ACTIVITY:
Identify each line below containing the string "available" and copy it.

[Opening DATASET RECORDS section]

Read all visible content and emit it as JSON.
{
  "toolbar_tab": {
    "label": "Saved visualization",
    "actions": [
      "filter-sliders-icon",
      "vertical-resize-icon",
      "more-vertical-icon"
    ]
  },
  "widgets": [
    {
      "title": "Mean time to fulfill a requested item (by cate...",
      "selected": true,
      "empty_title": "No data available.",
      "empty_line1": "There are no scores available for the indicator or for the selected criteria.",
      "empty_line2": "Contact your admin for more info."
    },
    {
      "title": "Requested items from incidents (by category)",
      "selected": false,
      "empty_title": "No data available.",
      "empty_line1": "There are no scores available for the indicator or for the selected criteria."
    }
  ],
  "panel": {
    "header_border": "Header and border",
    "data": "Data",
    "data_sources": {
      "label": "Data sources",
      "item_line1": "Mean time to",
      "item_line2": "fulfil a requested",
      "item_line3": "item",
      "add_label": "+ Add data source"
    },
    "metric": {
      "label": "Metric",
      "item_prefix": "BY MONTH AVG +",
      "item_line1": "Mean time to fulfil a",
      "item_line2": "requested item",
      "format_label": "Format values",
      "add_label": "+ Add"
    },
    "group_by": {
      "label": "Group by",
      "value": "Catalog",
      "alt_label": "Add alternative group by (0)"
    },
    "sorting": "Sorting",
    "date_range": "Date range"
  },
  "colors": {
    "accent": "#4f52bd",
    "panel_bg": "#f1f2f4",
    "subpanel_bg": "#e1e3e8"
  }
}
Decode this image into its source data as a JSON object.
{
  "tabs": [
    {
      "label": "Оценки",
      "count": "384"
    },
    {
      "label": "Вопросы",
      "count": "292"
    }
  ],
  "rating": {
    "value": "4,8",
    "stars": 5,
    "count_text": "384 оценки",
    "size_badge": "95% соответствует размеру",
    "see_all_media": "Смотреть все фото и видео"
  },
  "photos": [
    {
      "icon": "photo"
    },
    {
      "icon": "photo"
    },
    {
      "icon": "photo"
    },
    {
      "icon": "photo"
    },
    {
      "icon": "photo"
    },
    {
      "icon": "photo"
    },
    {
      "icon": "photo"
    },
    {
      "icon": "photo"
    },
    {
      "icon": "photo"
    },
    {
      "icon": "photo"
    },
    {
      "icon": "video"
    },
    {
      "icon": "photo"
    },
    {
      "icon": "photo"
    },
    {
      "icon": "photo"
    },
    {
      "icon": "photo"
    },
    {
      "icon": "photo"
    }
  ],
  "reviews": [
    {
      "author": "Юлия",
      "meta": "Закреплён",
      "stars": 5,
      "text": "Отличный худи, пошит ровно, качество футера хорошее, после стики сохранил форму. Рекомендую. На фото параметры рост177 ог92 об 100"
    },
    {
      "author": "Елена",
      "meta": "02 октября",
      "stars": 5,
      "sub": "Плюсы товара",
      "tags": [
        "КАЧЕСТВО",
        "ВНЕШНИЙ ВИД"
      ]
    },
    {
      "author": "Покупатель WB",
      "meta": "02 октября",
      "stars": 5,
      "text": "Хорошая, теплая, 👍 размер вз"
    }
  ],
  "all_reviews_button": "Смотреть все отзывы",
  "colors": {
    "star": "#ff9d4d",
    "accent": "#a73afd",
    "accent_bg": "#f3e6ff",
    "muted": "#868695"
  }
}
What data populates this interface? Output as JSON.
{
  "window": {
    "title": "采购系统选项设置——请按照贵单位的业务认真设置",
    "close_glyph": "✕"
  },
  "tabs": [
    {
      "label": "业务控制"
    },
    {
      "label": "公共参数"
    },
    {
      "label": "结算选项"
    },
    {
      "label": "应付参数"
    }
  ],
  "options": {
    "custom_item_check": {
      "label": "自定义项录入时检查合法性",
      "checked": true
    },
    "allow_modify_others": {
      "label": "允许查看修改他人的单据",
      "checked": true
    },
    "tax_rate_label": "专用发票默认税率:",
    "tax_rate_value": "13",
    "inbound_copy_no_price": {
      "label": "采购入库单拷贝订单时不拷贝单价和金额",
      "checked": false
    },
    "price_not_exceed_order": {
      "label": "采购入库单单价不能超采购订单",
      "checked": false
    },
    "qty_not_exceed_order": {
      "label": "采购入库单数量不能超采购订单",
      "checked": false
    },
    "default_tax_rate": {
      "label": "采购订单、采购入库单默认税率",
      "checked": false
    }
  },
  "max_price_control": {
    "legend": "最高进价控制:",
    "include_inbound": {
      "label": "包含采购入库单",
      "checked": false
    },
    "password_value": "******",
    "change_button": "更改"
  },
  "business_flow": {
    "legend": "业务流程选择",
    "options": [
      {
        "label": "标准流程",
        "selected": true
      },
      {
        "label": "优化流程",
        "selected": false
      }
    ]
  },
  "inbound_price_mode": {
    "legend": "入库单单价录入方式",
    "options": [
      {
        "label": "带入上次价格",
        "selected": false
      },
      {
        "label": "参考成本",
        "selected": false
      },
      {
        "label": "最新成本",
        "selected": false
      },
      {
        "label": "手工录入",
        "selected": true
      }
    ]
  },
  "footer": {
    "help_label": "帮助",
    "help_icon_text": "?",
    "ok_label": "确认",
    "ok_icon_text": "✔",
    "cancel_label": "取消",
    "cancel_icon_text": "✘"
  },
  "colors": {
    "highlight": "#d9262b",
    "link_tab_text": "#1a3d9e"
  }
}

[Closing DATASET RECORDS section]

ANSWER TO THE EXERCISE:
      "empty_title": "No data available.",
      "empty_line1": "There are no scores available for the indicator or for the selected criteria.",
      "empty_title": "No data available.",
      "empty_line1": "There are no scores available for the indicator or for the selected criteria."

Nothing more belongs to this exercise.